__TASK STATEMENT__.
Read through the entries below and copy each line where "name" turns up.

__DATA SUPPLIED__.

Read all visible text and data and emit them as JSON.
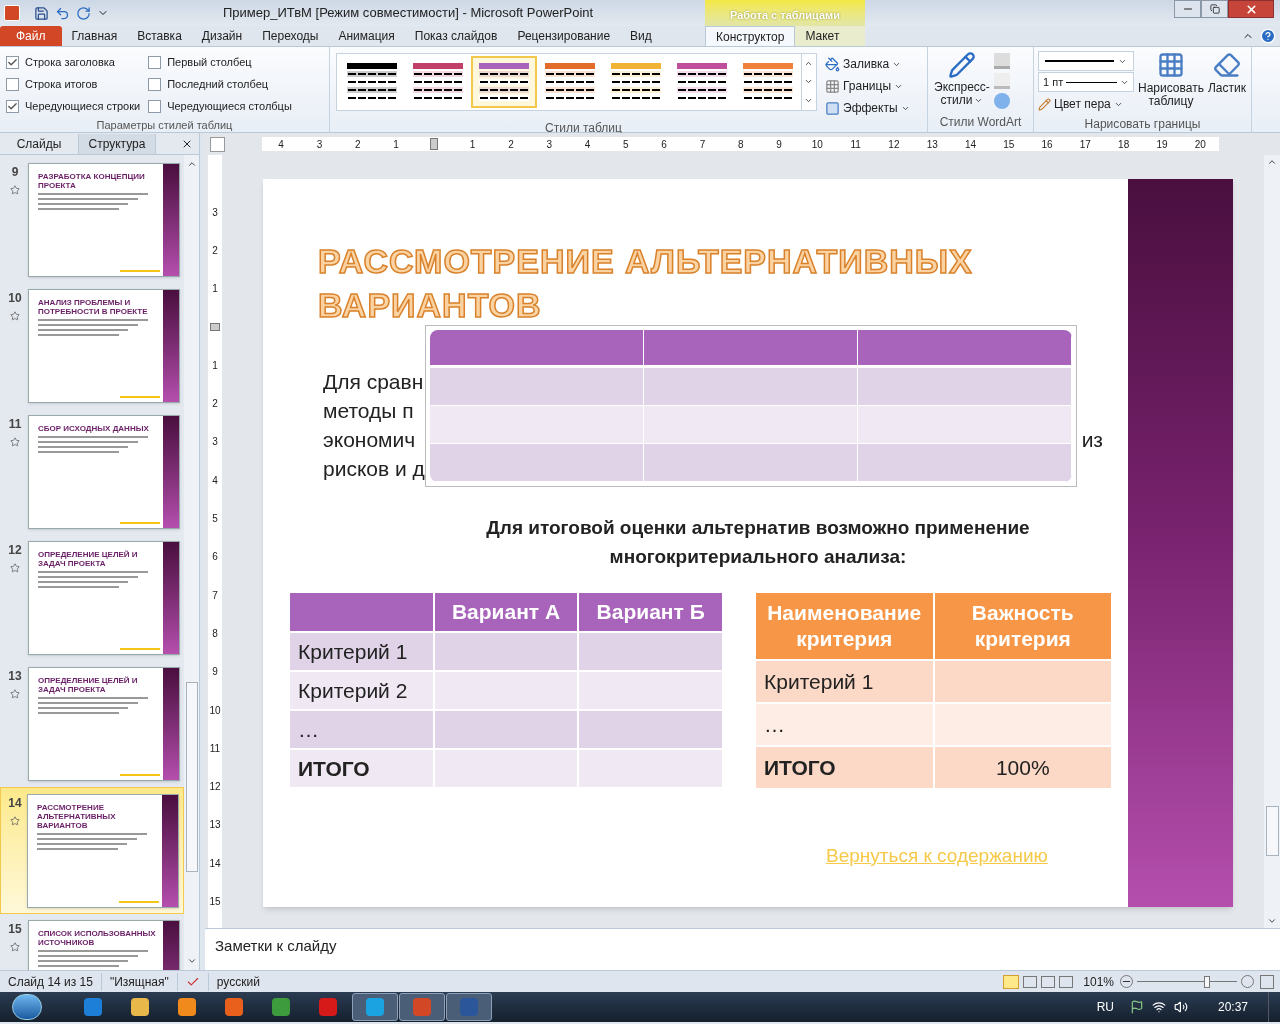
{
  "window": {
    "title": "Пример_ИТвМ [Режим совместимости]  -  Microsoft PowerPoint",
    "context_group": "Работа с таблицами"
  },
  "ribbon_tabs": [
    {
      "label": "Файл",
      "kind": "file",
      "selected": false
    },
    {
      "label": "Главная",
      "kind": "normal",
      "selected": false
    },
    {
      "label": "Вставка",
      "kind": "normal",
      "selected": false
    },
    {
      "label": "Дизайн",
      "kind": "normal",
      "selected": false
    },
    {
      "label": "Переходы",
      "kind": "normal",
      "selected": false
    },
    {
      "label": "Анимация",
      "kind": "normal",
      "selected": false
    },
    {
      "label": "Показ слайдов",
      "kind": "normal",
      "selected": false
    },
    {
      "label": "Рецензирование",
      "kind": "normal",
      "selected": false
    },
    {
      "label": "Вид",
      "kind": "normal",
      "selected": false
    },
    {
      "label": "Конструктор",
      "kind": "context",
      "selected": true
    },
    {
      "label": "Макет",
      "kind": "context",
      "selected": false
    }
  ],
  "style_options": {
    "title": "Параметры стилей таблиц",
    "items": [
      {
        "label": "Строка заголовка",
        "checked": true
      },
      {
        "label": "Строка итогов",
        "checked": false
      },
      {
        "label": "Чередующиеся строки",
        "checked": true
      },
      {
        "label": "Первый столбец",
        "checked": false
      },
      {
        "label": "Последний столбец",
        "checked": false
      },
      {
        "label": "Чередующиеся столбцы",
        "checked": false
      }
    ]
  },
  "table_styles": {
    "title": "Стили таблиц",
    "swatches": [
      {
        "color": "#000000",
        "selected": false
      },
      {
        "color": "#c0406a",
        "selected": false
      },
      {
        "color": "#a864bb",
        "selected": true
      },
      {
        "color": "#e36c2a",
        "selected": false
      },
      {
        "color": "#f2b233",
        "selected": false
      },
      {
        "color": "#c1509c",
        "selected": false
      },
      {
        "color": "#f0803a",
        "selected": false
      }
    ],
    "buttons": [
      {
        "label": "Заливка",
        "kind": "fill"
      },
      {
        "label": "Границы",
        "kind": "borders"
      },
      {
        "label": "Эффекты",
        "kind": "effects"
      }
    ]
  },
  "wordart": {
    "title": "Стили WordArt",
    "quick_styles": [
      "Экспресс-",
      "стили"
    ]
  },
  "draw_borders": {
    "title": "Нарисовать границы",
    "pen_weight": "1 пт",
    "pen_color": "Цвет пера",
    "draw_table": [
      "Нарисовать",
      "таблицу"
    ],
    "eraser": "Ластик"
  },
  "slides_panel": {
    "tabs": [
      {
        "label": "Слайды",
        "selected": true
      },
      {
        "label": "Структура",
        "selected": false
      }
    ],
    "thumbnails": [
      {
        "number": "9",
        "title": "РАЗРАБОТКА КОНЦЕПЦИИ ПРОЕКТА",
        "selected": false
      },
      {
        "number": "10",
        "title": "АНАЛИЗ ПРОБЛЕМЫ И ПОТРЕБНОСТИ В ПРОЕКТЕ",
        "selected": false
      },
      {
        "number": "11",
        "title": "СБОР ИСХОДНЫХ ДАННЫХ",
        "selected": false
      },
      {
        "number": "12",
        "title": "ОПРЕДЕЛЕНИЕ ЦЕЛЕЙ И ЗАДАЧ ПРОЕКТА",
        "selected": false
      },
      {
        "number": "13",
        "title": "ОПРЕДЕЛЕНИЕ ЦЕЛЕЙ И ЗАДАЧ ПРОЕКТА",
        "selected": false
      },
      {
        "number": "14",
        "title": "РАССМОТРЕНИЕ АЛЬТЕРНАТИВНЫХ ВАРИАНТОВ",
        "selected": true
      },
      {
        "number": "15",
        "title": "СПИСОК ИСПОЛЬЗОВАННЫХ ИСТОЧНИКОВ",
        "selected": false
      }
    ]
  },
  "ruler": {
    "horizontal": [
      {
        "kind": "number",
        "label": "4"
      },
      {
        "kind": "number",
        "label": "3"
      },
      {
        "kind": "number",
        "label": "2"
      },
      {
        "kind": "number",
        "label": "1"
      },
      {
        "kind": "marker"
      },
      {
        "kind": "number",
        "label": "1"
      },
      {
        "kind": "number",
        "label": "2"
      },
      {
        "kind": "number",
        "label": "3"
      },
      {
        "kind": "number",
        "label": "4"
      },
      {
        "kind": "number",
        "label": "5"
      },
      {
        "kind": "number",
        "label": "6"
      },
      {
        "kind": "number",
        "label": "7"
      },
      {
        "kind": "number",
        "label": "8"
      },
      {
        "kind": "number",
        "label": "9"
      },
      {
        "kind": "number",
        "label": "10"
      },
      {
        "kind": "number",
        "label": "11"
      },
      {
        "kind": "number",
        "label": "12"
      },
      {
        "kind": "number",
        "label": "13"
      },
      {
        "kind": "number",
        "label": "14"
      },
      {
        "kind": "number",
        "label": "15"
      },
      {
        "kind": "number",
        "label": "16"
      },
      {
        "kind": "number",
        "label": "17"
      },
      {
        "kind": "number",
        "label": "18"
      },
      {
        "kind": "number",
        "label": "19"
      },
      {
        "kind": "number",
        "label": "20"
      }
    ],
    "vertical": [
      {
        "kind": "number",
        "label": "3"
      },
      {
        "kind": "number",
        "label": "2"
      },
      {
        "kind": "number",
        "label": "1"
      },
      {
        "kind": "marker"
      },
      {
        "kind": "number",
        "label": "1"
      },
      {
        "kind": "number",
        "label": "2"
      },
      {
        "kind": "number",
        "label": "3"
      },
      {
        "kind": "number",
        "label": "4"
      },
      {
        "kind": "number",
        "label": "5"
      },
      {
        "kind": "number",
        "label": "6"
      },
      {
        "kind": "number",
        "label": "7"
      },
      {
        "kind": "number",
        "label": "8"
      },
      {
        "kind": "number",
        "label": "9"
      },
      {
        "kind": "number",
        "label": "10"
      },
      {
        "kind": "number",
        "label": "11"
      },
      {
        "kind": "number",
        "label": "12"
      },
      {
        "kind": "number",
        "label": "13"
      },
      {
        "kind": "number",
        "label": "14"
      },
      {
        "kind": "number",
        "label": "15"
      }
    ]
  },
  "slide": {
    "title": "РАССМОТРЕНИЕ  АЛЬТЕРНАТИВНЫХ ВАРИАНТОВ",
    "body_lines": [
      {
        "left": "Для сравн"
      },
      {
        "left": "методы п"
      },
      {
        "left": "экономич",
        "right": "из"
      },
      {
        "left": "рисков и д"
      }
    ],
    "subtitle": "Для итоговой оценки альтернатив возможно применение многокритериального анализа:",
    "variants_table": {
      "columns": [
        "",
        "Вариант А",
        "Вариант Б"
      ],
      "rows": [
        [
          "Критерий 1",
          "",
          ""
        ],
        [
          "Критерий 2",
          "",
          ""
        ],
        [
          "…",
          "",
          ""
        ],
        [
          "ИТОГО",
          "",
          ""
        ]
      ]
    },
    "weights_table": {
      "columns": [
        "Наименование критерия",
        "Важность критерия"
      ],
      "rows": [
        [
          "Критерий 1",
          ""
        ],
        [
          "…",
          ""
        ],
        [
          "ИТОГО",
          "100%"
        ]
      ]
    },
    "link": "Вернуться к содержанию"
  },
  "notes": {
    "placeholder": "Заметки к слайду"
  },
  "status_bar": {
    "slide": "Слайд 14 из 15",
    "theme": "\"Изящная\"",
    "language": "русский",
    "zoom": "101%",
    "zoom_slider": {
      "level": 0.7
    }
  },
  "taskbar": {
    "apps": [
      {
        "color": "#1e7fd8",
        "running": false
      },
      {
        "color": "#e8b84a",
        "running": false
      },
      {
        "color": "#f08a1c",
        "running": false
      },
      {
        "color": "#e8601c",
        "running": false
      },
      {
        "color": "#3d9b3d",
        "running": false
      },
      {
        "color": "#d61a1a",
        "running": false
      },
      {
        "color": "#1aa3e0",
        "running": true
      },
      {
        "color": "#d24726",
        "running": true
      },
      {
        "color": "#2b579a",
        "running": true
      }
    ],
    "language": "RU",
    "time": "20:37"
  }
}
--
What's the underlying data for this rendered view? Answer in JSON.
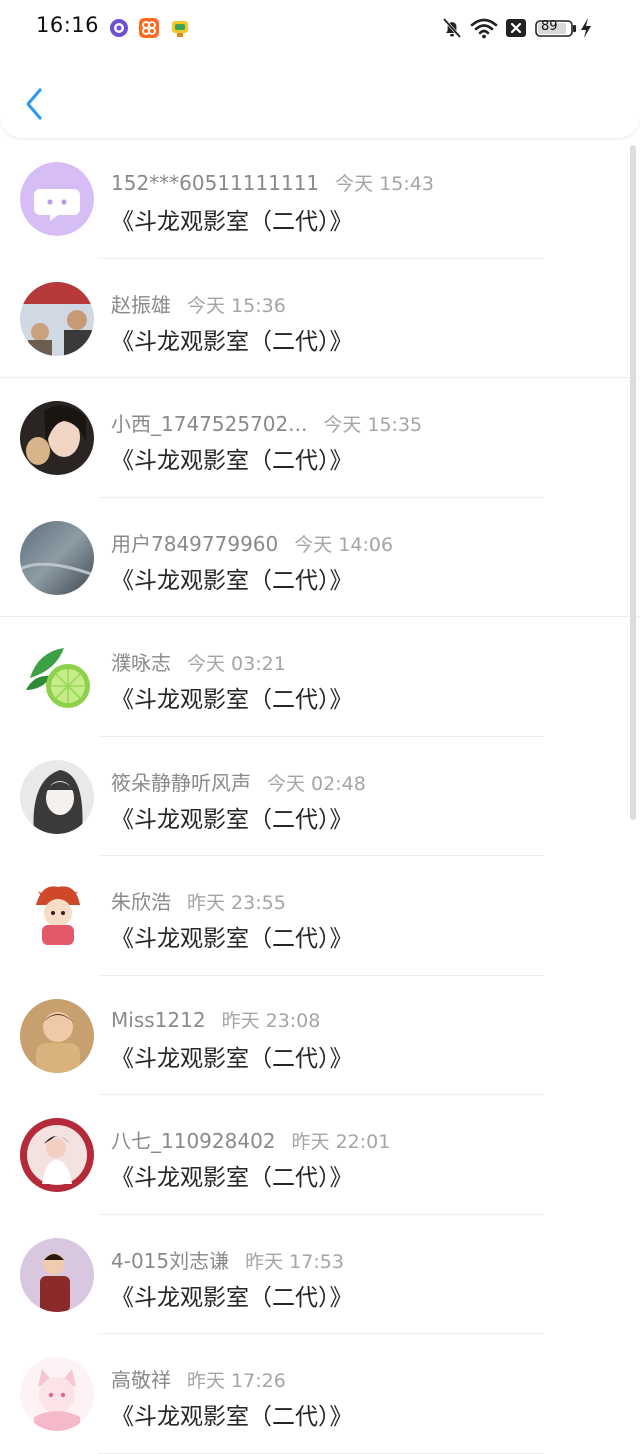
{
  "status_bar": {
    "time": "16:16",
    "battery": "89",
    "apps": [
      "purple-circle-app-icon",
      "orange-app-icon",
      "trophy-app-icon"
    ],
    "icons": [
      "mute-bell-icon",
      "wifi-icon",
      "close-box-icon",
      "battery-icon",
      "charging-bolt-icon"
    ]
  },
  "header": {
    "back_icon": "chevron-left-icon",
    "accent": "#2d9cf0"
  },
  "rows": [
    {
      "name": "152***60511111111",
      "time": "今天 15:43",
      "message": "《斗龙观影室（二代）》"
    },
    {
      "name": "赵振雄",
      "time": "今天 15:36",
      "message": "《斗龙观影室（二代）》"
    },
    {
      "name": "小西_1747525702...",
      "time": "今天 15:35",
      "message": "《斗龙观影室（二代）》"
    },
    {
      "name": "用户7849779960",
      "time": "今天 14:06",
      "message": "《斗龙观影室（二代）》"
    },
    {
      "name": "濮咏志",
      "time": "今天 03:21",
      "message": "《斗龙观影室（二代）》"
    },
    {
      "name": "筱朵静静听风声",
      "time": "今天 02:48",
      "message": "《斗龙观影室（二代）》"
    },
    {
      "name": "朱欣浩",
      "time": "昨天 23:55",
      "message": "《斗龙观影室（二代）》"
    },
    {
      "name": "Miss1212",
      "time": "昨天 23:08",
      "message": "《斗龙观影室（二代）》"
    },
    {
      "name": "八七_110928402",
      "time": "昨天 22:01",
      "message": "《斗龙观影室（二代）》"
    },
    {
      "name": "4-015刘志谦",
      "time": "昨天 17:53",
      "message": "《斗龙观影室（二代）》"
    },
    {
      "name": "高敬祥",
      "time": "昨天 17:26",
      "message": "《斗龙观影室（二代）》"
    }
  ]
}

__SOLUTION FOR THIS EXERCISE__.
      "name": "152***60511111111",
      "name": "赵振雄",
      "name": "小西_1747525702...",
      "name": "用户7849779960",
      "name": "濮咏志",
      "name": "筱朵静静听风声",
      "name": "朱欣浩",
      "name": "Miss1212",
      "name": "八七_110928402",
      "name": "4-015刘志谦",
      "name": "高敬祥",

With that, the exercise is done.